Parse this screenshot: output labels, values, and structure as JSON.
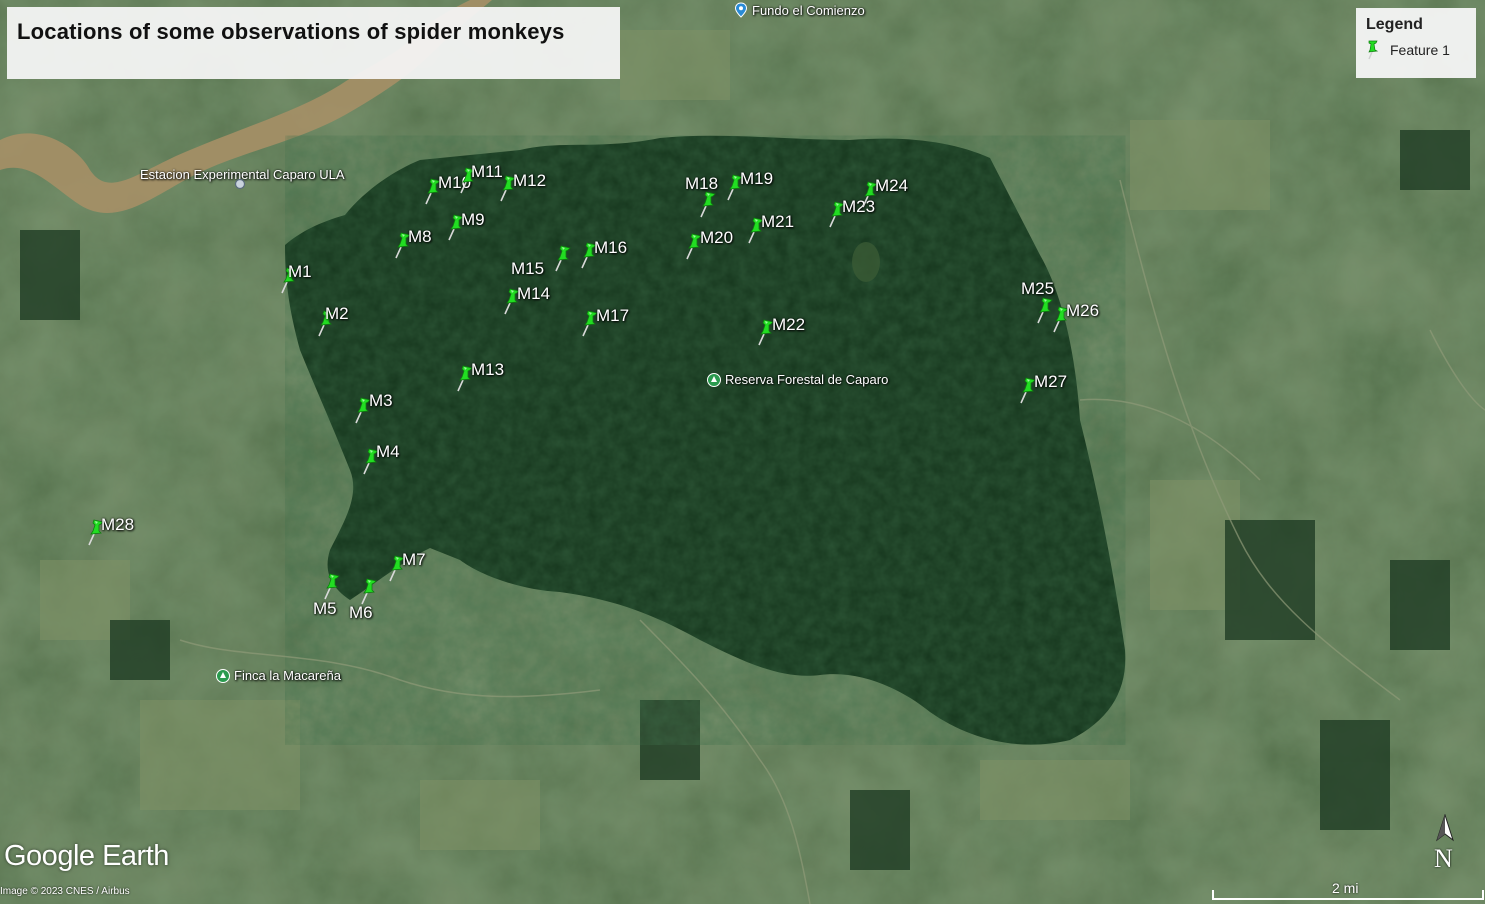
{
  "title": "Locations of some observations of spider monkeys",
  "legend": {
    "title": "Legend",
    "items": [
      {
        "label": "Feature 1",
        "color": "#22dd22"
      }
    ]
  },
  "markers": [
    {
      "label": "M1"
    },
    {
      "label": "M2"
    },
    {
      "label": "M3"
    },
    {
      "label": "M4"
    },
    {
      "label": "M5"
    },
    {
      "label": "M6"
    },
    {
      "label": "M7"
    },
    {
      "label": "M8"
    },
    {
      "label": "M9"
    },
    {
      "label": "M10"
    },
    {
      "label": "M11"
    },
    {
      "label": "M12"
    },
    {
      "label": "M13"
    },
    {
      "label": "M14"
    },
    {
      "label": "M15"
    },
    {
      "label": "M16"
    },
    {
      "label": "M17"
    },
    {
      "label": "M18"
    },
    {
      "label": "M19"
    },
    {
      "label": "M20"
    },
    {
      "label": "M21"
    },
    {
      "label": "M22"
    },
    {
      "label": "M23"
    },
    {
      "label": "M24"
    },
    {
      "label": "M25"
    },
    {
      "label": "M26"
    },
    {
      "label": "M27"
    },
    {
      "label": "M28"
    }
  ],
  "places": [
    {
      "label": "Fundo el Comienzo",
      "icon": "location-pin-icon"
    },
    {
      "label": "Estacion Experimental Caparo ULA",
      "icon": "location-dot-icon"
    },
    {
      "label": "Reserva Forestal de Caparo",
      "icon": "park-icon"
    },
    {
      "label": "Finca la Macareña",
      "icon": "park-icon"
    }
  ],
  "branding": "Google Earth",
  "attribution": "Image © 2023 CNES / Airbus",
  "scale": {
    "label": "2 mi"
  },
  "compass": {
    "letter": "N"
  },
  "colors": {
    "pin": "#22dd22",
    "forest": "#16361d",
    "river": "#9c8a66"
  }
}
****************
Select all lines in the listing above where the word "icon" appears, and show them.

      "icon": "location-pin-icon"
      "icon": "location-dot-icon"
      "icon": "park-icon"
      "icon": "park-icon"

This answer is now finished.